▸ **What is required**
Write the data out again exactly and in full.

▼

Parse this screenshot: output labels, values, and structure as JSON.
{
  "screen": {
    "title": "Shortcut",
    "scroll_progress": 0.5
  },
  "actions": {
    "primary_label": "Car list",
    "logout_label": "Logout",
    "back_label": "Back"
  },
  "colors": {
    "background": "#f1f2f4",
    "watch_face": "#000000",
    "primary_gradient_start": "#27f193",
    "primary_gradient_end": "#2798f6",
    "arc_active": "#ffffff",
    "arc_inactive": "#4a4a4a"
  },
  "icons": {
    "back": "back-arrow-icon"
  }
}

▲

▸ **Exercise answer**
Parse this screenshot: output labels, values, and structure as JSON.
{
  "screen": {
    "title": "Shortcut",
    "scroll_progress": 0.5
  },
  "actions": {
    "primary_label": "Car list",
    "logout_label": "Logout",
    "back_label": "Back"
  },
  "colors": {
    "background": "#f1f2f4",
    "watch_face": "#000000",
    "primary_gradient_start": "#27f193",
    "primary_gradient_end": "#2798f6",
    "arc_active": "#ffffff",
    "arc_inactive": "#4a4a4a"
  },
  "icons": {
    "back": "back-arrow-icon"
  }
}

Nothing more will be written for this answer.